City councilmember Greg Wheeler proposed downsizing the council size last spring. When he first got into office in 2010, he said he thought that having nine districts was fine. Although he ran unopposed and some people asked him about that, it wasn’t until he was inside when he began to think differently.
“We’re not having contested races. With reducing the council size, we will have the opportunity for contested races,” he said.
Wheeler said that by having contested races, it will get councilmembers and candidates out and interacting more with voters.
“It’s an important check and balance that has been missing,” Wheeler added.
By having a smaller council, Wheeler said that there could be more interactive discussions during study sessions which would result in better outcomes. He also added that he thinks there is overrepresentation on some of the boards, citing that the on the board for the Kitsap Regional Coordinating Council, there are two councilmembers, the mayor and an alternate from the council.
Vern LaPrath, who is 60 years old and has lived in Bremerton all his life, said shrinking the council size would save money that could be spent for necessities such as fixing streets.
Each councilmember receives a monthly stipend of $1,000 a month, said Becky Hasart, the city’s director of financial services. Councilmembers do not receive benefits. Therefore, Bremerton would save $24,000 annually with an elimination of two city councilmember positions.
“The city does not provide much in the way of that, so there would be no ripple effect,” Hasart said.
But aside from saving money, LaPrath said nine members is too excessive.
“Seven is more than acceptable in any economy for this little town,” said LaPrath.
Other than Bremerton, only Seattle and Tacoma with larger populations, have more than seven city councilmembers.
LaPrath said that if there were a smaller council, the councilmembers may also become better listeners.

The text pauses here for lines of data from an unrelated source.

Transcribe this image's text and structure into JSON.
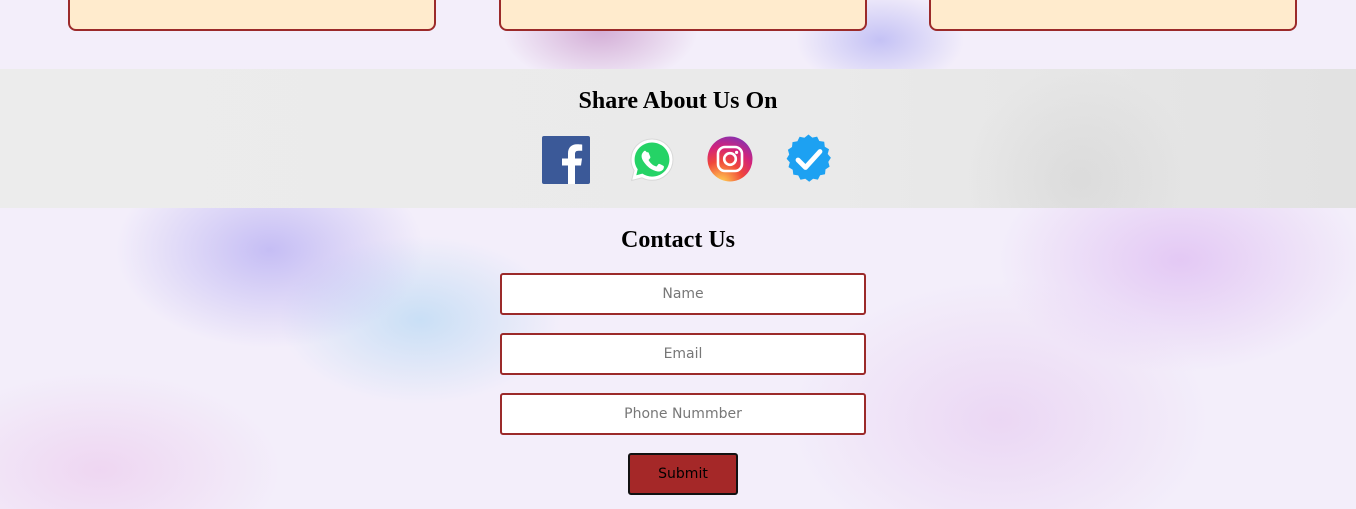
{
  "share": {
    "title": "Share About Us On",
    "icons": [
      "facebook-icon",
      "whatsapp-icon",
      "instagram-icon",
      "verified-badge-icon"
    ]
  },
  "contact": {
    "title": "Contact Us",
    "name_placeholder": "Name",
    "email_placeholder": "Email",
    "phone_placeholder": "Phone Nummber",
    "submit_label": "Submit"
  },
  "colors": {
    "card_bg": "#ffebcd",
    "accent": "#9b2a2a",
    "submit_bg": "#a52828",
    "facebook": "#3b5998",
    "whatsapp": "#25d366",
    "verified": "#1da1f2"
  }
}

“I think they’ve gotten bloated. They need to take it down a notch. They need to start listening to their constituents,” he said.
Not everyone sees having fewer councilmembers as a good idea.
City councilmember Cecil McConnell, who is running for another term, is opposed to having fewer members in the council. He doesn’t agree that there will be more contested races with a smaller number of districts.
“Regardless of how big or small the district is, if people wanted to run, they would run,” McConnell said. “There’s nothing preventing them now from running.”
This election, with Leslie Daugs challenging McConnell for the district 2 post, is the only contested race. Roy Runyon, representing district 4, is running for another term without an opponent. Districts 6 and 8 will see newcomers to the council who are running uncontested.
These uncontested races are not an anomaly.
Two years ago, there were five city councilmember races and three of them ran uncontested, said Roger Lubovich, city attorney.
McConnell also said that by having fewer members, it would be easier for “small things to get through the council” because fewer numbers would be voting to approve matters.
“There’s nothing wrong with the council right now. It’s not broken. We don’t need to fix it,” McConnell said.
Lubovich said that if voters approve of decreasing the council size, all councilmembers would be up for election again in 2013. The seven new districts would be created from scratch through redistricting, keeping neighborhoods together, he said. With nine districts, the average population is at 4,192 and with seven it would average out to 5,390.
“It’s pretty quiet. I don’t hear much for or against it,” Lubovich said. “I don’t know what people are thinking.”